Exercise objective
All of the entries need to be printed again exactly; pictures are the only thing to omit.

▼▼▼

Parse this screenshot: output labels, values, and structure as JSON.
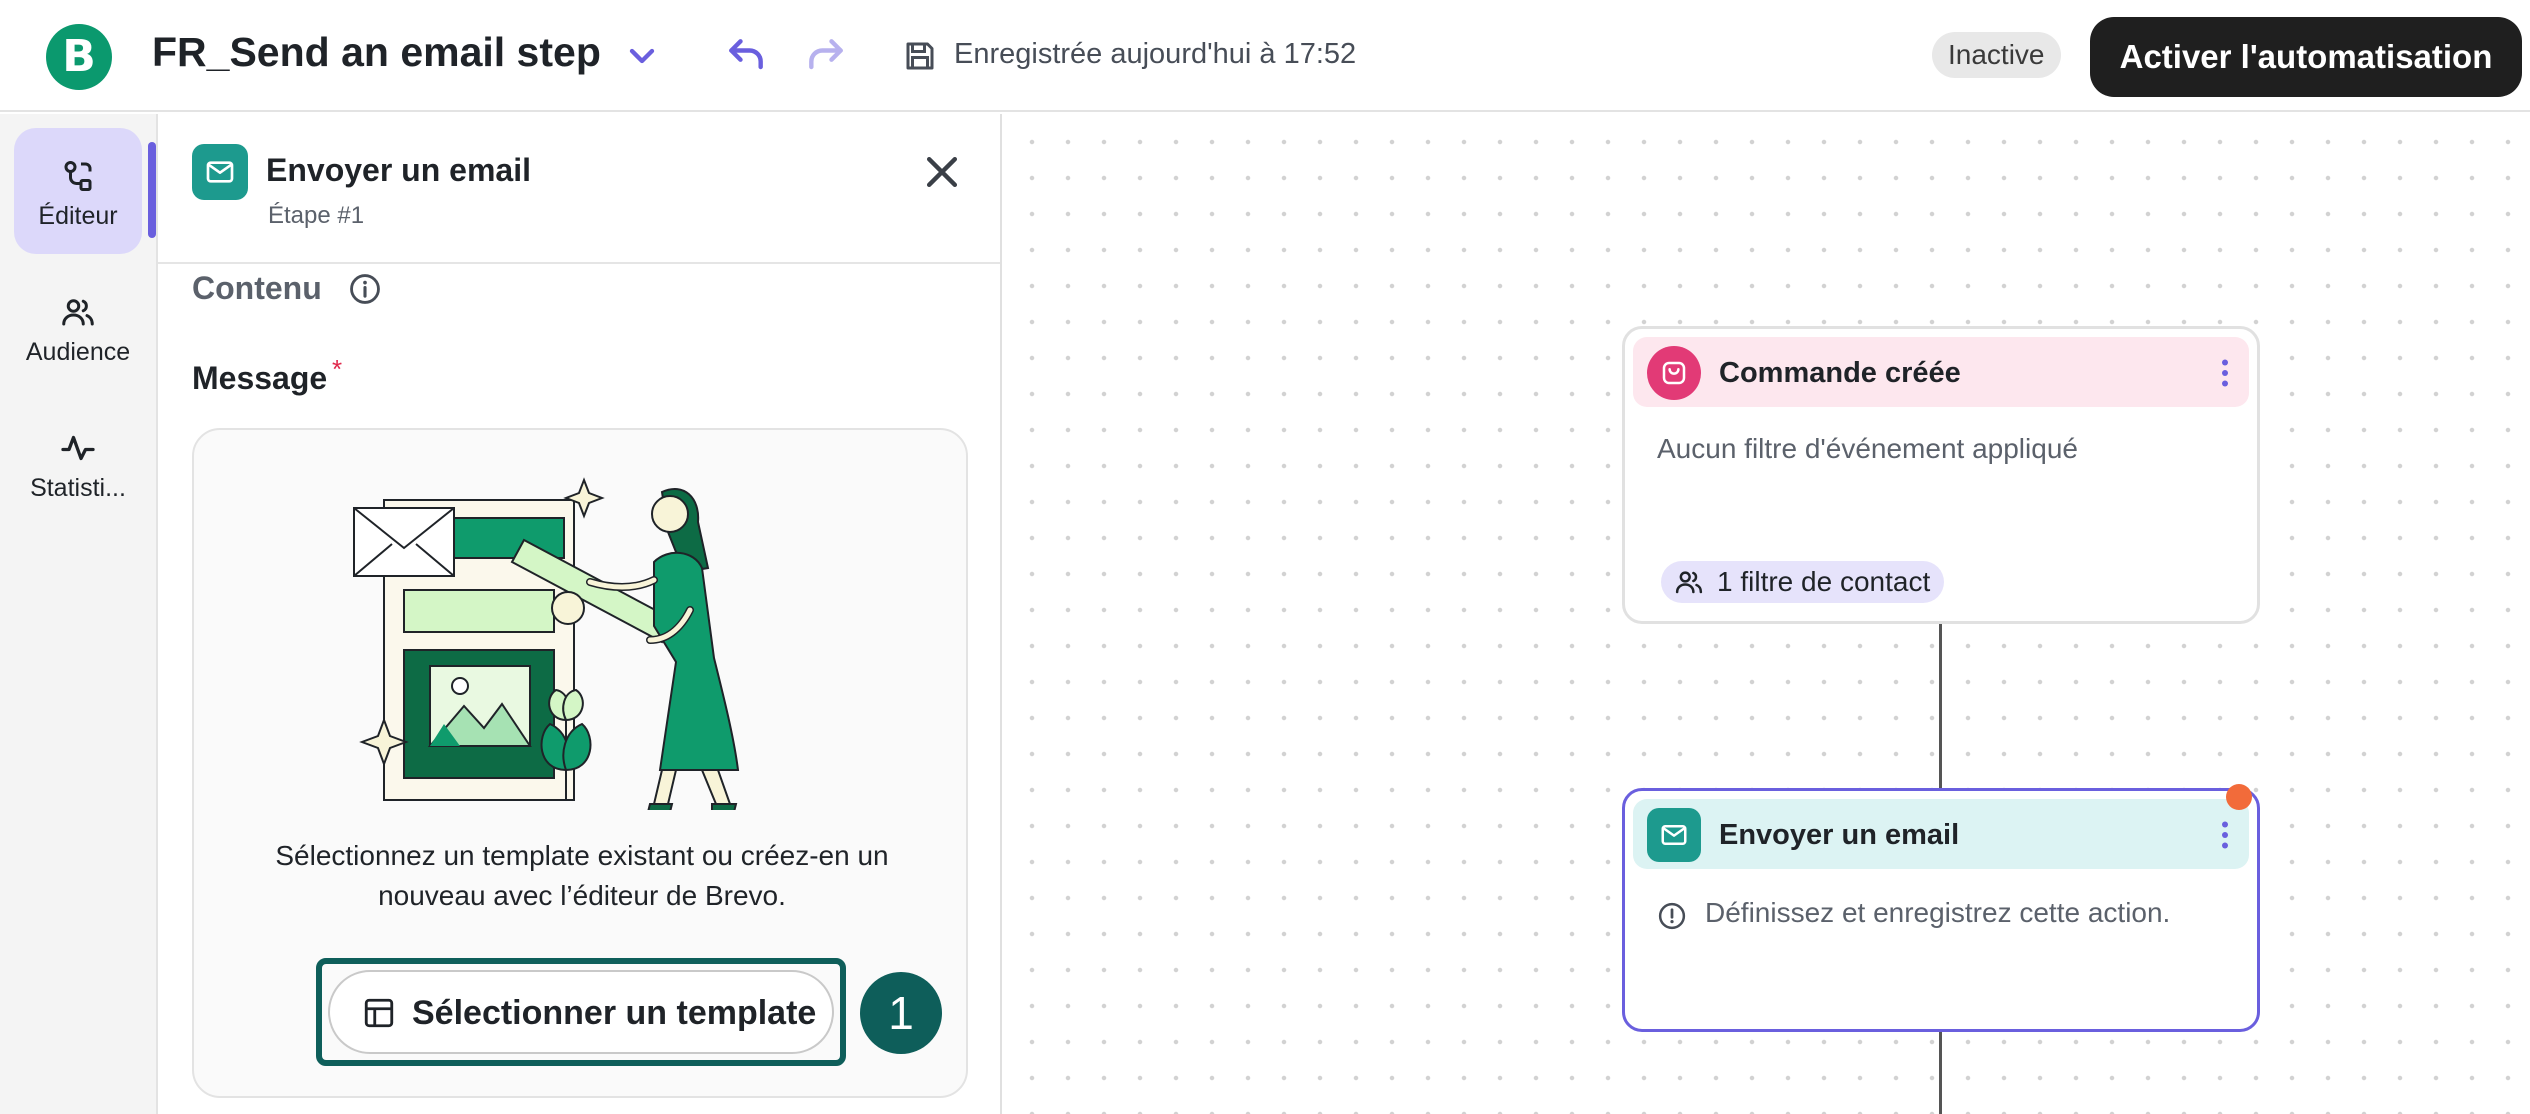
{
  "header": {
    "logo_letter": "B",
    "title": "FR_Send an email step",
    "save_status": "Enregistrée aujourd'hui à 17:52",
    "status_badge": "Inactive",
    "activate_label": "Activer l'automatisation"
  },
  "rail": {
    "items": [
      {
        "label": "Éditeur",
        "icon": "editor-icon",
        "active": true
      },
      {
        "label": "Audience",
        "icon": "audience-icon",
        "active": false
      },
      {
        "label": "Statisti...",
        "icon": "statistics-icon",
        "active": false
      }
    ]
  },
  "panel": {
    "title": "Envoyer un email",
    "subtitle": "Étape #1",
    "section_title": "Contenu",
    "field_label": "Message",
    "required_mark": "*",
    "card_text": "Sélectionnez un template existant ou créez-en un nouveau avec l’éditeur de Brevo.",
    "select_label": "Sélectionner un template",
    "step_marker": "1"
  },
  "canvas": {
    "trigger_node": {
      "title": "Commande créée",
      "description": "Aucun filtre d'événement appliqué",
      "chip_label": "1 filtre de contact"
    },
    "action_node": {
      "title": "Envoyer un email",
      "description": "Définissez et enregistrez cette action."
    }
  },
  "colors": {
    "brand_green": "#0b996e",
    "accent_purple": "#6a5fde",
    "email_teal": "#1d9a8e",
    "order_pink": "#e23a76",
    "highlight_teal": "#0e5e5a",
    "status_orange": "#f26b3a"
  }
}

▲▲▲

Response
Parse this screenshot: output labels, values, and structure as JSON.
{
  "header": {
    "logo_letter": "B",
    "title": "FR_Send an email step",
    "save_status": "Enregistrée aujourd'hui à 17:52",
    "status_badge": "Inactive",
    "activate_label": "Activer l'automatisation"
  },
  "rail": {
    "items": [
      {
        "label": "Éditeur",
        "icon": "editor-icon",
        "active": true
      },
      {
        "label": "Audience",
        "icon": "audience-icon",
        "active": false
      },
      {
        "label": "Statisti...",
        "icon": "statistics-icon",
        "active": false
      }
    ]
  },
  "panel": {
    "title": "Envoyer un email",
    "subtitle": "Étape #1",
    "section_title": "Contenu",
    "field_label": "Message",
    "required_mark": "*",
    "card_text": "Sélectionnez un template existant ou créez-en un nouveau avec l’éditeur de Brevo.",
    "select_label": "Sélectionner un template",
    "step_marker": "1"
  },
  "canvas": {
    "trigger_node": {
      "title": "Commande créée",
      "description": "Aucun filtre d'événement appliqué",
      "chip_label": "1 filtre de contact"
    },
    "action_node": {
      "title": "Envoyer un email",
      "description": "Définissez et enregistrez cette action."
    }
  },
  "colors": {
    "brand_green": "#0b996e",
    "accent_purple": "#6a5fde",
    "email_teal": "#1d9a8e",
    "order_pink": "#e23a76",
    "highlight_teal": "#0e5e5a",
    "status_orange": "#f26b3a"
  }
}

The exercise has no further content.